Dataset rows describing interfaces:
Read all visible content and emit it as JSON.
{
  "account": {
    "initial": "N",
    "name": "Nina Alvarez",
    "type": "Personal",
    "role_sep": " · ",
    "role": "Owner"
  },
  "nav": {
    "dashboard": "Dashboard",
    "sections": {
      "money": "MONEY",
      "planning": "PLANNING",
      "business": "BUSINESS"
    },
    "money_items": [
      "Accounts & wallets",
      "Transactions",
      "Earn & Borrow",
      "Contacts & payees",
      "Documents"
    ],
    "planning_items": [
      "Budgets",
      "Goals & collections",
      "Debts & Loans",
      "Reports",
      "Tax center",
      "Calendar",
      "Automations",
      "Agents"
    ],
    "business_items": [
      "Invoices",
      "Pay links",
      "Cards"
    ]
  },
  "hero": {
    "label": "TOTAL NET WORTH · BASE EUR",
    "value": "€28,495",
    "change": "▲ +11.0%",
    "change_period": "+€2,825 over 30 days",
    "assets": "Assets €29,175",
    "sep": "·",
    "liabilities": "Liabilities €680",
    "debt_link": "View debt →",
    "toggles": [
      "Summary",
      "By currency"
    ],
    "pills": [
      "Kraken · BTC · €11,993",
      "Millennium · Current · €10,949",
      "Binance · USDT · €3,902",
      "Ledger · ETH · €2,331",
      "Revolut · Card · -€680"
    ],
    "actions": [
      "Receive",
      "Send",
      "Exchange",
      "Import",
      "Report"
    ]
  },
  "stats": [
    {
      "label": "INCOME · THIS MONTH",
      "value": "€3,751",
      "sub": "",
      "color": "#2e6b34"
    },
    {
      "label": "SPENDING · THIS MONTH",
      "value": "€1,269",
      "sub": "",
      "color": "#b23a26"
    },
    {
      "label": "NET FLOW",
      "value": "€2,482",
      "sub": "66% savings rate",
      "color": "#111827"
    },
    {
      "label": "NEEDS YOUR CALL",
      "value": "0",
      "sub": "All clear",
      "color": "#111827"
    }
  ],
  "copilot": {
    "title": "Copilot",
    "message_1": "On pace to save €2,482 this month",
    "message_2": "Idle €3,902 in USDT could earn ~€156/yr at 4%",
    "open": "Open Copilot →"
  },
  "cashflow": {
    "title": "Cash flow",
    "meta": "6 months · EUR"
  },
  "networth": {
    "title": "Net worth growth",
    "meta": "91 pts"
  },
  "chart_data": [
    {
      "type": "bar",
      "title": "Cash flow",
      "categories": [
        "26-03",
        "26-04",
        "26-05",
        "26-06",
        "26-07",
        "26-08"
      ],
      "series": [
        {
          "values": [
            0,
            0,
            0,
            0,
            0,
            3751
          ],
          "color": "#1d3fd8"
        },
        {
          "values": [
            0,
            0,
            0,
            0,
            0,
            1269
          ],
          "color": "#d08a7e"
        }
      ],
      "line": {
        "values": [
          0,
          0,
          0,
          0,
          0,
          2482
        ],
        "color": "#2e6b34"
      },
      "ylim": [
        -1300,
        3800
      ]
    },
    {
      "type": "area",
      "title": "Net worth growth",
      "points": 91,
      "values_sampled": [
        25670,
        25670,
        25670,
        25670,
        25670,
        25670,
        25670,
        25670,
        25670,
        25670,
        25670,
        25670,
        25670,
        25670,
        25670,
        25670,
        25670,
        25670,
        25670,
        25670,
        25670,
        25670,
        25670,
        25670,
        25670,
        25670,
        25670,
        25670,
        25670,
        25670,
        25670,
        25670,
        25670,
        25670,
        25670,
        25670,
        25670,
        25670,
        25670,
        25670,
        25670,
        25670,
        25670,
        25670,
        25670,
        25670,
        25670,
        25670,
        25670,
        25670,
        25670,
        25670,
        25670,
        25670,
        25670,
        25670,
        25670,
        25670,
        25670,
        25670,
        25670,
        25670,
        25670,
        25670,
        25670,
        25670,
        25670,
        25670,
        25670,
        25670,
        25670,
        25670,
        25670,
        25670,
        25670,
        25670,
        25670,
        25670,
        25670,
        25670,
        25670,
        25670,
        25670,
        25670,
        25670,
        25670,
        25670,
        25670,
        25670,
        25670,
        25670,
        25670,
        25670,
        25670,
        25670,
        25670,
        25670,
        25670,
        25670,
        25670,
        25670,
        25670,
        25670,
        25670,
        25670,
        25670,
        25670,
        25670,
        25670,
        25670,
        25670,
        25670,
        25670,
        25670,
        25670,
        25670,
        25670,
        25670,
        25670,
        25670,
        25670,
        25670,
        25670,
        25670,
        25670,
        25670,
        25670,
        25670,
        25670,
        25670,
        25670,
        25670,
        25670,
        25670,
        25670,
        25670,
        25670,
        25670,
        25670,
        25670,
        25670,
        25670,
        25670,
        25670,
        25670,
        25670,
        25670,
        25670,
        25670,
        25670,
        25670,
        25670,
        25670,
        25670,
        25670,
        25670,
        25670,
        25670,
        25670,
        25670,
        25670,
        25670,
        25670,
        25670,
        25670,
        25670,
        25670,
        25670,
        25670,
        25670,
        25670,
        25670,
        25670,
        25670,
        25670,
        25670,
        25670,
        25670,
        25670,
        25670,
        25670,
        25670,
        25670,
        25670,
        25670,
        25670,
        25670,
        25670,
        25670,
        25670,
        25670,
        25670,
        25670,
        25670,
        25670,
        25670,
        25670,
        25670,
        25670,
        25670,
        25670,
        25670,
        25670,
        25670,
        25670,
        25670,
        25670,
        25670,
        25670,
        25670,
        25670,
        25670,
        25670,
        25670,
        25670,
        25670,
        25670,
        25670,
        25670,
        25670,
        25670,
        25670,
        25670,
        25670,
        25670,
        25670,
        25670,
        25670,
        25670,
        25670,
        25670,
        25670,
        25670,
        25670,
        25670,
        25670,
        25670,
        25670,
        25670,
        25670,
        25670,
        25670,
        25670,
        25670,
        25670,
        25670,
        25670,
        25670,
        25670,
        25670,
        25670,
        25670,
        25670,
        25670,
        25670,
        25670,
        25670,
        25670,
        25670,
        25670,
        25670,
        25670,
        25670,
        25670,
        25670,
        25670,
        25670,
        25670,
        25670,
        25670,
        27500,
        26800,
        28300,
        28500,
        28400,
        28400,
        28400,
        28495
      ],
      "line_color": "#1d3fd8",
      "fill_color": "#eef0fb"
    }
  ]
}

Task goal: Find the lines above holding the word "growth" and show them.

Exercise result:
    "title": "Net worth growth",
      "title": "Net worth growth",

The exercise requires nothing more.